David Brooks: Still Rooting for Auto Dependence and Sprawl

denver_mall_1.jpgDavid Brooks is dreaming of Denver, and in Denver they're dreaming of transit-oriented, walkable neighborhoods. Photo of 16th Street Mall: ericrichardson/Flickr.
Looks like there's at least one bubble that has yet to burst: David Brooks' unyielding enthusiasm for exurbs and car dependence. In today's Times, the nation's most famous sprawl apologist cites a recent Pew study to argue his case:

The first thing they found is that even in dark times, Americans are still looking over the next horizon. Nearly half of those surveyed said they would rather live in a different type of community from the one they are living in at present.

Second, Americans still want to move outward. City dwellers are least happy with where they live, and cities are one of the least popular places to live. Only 52 percent of urbanites rate their communities “excellent” or “very good,” compared with 68 percent of suburbanites and 71 percent of the people who live in rural America.

That's a pretty thin reed to lean on, but Brooks tries to support a whole schadenfreude-filled column with it, mocking efforts to curb sprawl and give people better transportation choices:

The time has finally come, some writers are predicting, when Americans will finally repent. They'll move back to the urban core. They will ride more bicycles, have smaller homes and tinier fridges and rediscover the joys of dense community -- and maybe even superior beer.

America will, in short, finally begin to look a little more like Amsterdam.

Well, Amsterdam is a wonderful city, but Americans never seem to want to live there. And even now, in this moment of chastening pain, they don’t seem to want the Dutch option.

Where to begin? Brooks draws conclusions that the Pew study just doesn't support. He gleefully notes the absence of older, Eastern metro areas from Pew's list of the most desirable American cities, while neglecting to mention that highly-ranked places like Denver, San Francisco, and Portland are all taking significant steps to become more walkable, bikeable, or transit-oriented -- in other words, more urban.

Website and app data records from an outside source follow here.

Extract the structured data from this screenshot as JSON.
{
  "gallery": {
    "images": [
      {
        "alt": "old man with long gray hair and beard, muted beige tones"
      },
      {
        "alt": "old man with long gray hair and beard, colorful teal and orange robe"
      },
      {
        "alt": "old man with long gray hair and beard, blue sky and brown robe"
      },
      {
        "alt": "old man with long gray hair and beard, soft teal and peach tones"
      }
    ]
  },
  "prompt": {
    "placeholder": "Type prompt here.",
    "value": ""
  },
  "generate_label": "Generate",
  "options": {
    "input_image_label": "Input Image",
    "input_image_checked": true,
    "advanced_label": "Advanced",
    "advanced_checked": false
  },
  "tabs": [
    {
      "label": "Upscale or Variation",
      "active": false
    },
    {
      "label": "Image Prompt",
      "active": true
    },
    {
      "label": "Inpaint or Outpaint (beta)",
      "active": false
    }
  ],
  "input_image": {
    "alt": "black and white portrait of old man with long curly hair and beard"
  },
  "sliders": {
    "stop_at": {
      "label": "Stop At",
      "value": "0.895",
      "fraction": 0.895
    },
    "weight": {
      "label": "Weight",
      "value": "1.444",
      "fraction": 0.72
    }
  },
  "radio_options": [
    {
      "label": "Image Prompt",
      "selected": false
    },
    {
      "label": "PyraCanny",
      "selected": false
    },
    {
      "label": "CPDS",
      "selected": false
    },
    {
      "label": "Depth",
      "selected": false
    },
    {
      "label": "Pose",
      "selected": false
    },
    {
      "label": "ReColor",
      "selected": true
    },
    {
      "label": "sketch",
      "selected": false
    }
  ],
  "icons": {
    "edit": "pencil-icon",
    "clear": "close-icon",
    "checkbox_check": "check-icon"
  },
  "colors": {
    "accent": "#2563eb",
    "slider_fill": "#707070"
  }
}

Likewise, he sees the relative dissatisfaction of city residents as a judgment against urban form, but why not pin it on poor urban air quality, or perceptions of public education, or unsafe city streets that concede too much to the automobile? One could just as easily spin cherry-picked Pew data to argue against the Brooks point of view:

  • Americans are all over the map in their views about their ideal community type: 30% say they would most like to live in a small town, 25% in a suburb, 23% in a city and 21% in a rural area.

See, most Americans would prefer to live in a city or small town. I could say that they hunger for walkability and "dense community," but I won't, because the Pew study is not a useful barometer of American preferences for urban form and transportation options.

Which won't stop Brooks and his ilk from advancing a favorite straw man argument at every opportunity: that planners want to take away everyone's cars and force people to adopt a different lifestyle. As if tens of thousands of Portlanders have no choice but to commute by bike every morning. Or a shadowy cabal put a premium on house values near Denver light rail. Or jackbooted thugs marched Americans to polls at gunpoint last November and ordered them to vote for $75 billion worth of transit-related ballot initiatives

The sprawl dead-enders can deride "planners" and scream "Amsterdam!" all they want. It's easy to see why they protest so much: If they ever acknowledged the fact that ending car-dependency is about giving people choices, it might lead to some self-incriminating conclusions about who's trying to put restrictions on whom.